Teacher Control and Letting Go in Civic Action Projects

When students choose issues of importance to them and make their own decisions about how to proceed on civic action projects, they become highly engaged in the work. But this can be challenging for teachers — what if the students bog down, get stuck, or simply don’t do the work? Letting go is not easy, and the kids don’t always appear to act responsibly. Further, there are skills and kinds of knowledge they need.

So how can a teacher thoughtfully balance between instructing and letting students proceed on their own? This blog has discussed the question before, but this is an important part of teachers’ expertise, so here are more ideas.

Using structured lessons. If you’re a teacher who prefers clearly structured activities, you can still incorporate plenty of student choice and initiative. The Mikva Challenge organization offers a complete set of lessons, Issues to Action, for this (it does cost). One example of how their curriculum strikes a balance is the lesson on mapping community resources and challenges:

  • The lesson begins with a “quick write,” “I dream a community . . .”
  • The students then use charts (provided in the curriculum) to investigate and fill in the many types of organizations, services, people, and conditions in their community. The curriculum offers a variety of ways for the teacher to structure this process.
  • The information thus provides a basis for students to make an informed and thoughtful decision about the issue they will address.

Providing skill lessons based on student decisions. If you’re a teacher who is comfortable improvising, you can arrange for focus lessons as the need arises.

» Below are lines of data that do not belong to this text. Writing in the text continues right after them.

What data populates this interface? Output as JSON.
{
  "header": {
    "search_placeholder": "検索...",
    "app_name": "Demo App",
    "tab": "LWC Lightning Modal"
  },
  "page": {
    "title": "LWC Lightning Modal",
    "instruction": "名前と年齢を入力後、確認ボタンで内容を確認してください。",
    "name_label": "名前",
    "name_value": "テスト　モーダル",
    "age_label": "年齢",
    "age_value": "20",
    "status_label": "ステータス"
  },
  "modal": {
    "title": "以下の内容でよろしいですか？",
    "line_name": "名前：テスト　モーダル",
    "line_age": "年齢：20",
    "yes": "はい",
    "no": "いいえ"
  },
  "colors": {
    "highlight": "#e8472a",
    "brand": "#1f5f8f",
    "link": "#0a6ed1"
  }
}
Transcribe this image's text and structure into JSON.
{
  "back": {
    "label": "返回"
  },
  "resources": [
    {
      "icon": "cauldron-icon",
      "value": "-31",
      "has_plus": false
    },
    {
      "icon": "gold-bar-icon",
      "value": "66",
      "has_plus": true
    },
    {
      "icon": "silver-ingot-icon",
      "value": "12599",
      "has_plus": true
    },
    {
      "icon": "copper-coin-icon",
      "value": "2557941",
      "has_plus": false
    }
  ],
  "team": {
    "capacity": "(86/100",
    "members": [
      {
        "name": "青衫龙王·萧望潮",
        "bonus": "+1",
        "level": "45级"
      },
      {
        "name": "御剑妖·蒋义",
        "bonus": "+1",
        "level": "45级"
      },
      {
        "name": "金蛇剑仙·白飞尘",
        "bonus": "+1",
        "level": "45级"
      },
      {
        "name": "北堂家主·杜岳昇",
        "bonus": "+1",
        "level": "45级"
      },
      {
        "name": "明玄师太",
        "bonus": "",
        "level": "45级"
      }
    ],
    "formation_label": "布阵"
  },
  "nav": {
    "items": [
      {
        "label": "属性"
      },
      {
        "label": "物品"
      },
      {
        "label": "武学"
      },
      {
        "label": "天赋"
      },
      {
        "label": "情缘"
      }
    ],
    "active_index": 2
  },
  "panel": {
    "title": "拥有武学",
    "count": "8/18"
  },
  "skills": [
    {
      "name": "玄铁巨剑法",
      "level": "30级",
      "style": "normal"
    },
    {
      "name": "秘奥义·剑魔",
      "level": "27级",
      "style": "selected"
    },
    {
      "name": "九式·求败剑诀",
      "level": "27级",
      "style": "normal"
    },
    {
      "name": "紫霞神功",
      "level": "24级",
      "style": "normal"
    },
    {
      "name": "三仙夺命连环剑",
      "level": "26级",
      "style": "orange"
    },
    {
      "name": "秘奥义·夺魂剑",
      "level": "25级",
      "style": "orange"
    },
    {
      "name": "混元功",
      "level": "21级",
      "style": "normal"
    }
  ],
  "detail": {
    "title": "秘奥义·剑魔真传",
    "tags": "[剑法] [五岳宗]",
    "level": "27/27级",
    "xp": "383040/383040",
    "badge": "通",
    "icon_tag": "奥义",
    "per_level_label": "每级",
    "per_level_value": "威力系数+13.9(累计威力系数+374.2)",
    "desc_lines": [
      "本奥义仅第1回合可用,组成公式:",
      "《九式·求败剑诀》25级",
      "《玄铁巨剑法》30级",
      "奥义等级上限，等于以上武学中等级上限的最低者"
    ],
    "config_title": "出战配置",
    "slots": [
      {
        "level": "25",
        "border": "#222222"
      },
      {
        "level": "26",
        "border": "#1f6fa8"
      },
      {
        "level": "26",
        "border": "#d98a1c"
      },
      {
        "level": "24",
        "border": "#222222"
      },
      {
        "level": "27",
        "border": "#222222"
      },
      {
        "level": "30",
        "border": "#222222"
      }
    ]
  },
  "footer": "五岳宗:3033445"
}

One teacher who has done this called it “chasing the dragon.”

  • Example: students decide they want to visually document a problem — deteriorating physical conditions in their neighborhood, or dangerous intersections on kids’ way to and from school. They may need lessons in effective use of still or video photography, provided by a colleague of yours with that expertise.
  • Or perhaps students wish to write letters to their local aldermanic board. You want them to think carefully about the arguments they employ, so it’s time for a lesson on using strong evidence in presenting their case. But the issue and decisions on the action, proposed solutions, and the arguments to present are still theirs.

Letting students work to solve challenges — up to a point. This is when teachers use their best professional judgment.

  • On one hand, if we solve every problem students encounter, they don’t get the experience of solving it themselves. They have less ownership of the work, remain more dependent on us and don’t discover their own abilities. Meanwhile, teachers who guide this kind of learning often find that students use their knowledge of the school or community to find surprising and creative solutions.
  • On the other hand, we don’t want our students to grow so bogged down and discouraged that they give up or tune out. So there are a variety of strategies for intervening. One is to ask questions that invite further thinking. Ex.: “So how can you find someone outside our classroom who can give you more information on your problem?” Another is to bring in outside experts. In one school, the teachers invited leaders of local community organizations to visit and talk about how they deal with roadblocks and discouragement. This was very inspiring for the students.

Insuring that everyone participates. No teaching strategy is perfect or guaranteed to work with every student. So while most young people get deeply engaged in civic action projects, there may still be some who are more hesitant, particularly when the initiative is their own rather than dependent on a teacher’s demands. We do need strategies to get some young people moving. All teachers have these, but here are a few of our favorites:

  • Self-reflection. Students write in journals or exit slips to discuss their own effort, and if it’s flagging, what help they need, and how they can work to get more involved.
  • Team problem-solving. This is not about blaming a disengaged individual, but discussing what everyone can do to help their fellow student step up. Perhaps job assignments need to be changed, or a partnering arrangement made. If this is happening for more than a student or two, a lesson/activity on teamwork may be in order.
  • Which brings up team-building. Smart teachers address engagement proactively by using team-building activities to cement small-group or whole-class working relationships, so students work well together from the start. A good source of these on the Web: http://www.cre8iowa.org/2014/10/01/team-building-activities/ . Or see Harvey Daniels and Nancy Steineke’s Teaching the Social Skills of Academic Interaction.

Hope this helps! Let us know how you are helping your students to take control of their own civic effort.